"If you allow the public to get close to these animals, especially for public feedings like many zoos do, you'll have people constantly irritating the animals, even if they don't realize it,' she says. "If we opened up this place and charged eight bucks to see the tigers, before long you'd have people throwing garbage at them."
Even as the San Francisco Zoo reopened last week, announcing plans to beef up security at its tiger exhibit, Stewart called for a moratorium on adding any more residents to the nation's caged-cat population. She and Stewart dismiss claims by some zookeepers that parading wild animals in front of the public will raise collective consciousness, educate young people and perhaps even foster protection of disappearing habitats worldwide.
"What happened in San Francisco represents the institutional disrespect we have for wild animals," Stewart says. "If the educational thing were working, their natural habitat in the wild would be getting larger, not smaller.

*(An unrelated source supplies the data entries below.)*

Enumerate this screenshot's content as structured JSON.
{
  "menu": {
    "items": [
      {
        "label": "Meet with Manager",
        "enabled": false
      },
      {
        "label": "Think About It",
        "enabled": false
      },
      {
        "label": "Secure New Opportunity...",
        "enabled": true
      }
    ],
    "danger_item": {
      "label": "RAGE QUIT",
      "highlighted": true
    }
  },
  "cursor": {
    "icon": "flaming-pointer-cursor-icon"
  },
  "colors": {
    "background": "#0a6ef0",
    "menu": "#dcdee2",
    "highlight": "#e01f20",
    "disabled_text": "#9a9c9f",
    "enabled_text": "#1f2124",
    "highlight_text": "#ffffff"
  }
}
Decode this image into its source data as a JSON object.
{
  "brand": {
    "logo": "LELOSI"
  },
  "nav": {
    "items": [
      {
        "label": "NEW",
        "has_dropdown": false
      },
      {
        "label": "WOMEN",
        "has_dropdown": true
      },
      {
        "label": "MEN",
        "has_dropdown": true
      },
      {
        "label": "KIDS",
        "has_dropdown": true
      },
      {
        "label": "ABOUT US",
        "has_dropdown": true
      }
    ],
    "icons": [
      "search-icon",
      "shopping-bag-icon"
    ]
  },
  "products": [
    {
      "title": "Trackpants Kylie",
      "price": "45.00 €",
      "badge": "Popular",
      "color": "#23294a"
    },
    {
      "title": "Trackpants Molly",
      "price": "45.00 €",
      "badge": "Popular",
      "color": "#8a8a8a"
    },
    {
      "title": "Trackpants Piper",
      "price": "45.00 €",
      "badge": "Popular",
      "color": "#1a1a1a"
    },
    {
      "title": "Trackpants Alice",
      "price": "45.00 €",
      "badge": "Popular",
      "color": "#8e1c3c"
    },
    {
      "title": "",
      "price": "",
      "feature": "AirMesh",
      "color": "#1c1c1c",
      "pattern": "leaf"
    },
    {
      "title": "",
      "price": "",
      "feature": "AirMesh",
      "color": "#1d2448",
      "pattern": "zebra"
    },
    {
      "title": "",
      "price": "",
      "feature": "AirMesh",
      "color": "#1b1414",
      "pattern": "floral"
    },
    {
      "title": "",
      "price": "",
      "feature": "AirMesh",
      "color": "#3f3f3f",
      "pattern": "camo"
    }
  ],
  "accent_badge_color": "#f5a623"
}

Zoos and circuses are cheap entertainment, but they're a hard habit for this country to break."
Standing uphill near the tigers' private dens, Derby and Stewart turn philosophical and wistful as they watch His Majesty, a gorgeous white Bengal tiger and the largest of the resident cats. They tell stories of captive tigers being slaughtered for their bones, pelts and organs, which are sold off as ingredients in painkillers and aphrodisiacs. Soft-pawing their way through the trees, the tigers in this open-air hospice will eventually die here. Six are already gone, and many of the rest are hobbled by bad eyes and rickety bones borne from inbreeding and, Derby says, worsened by neglect.
She and Stewart describe third-rate zoos they've seen around the country where a tiger's "habitat" is nothing more than a jungle landscape painted on the wall of a concrete cage.
And yet, "sanctuaries are cages, too," says Derby, as His Majesty rolls over on his back. They're also a bittersweet reminder that, barring some major cultural shift, the tiger shows will go on. The phase-out of large-animal exhibits advocated by some animal-rights groups could eventually mean Derby and Stewart could one day close up shop.
But they're aren't holding their breath.
"If zoos would just take care of the animals they have and not replace them when they die," says Stewart, "we could pop open a bottle of champagne and just go away."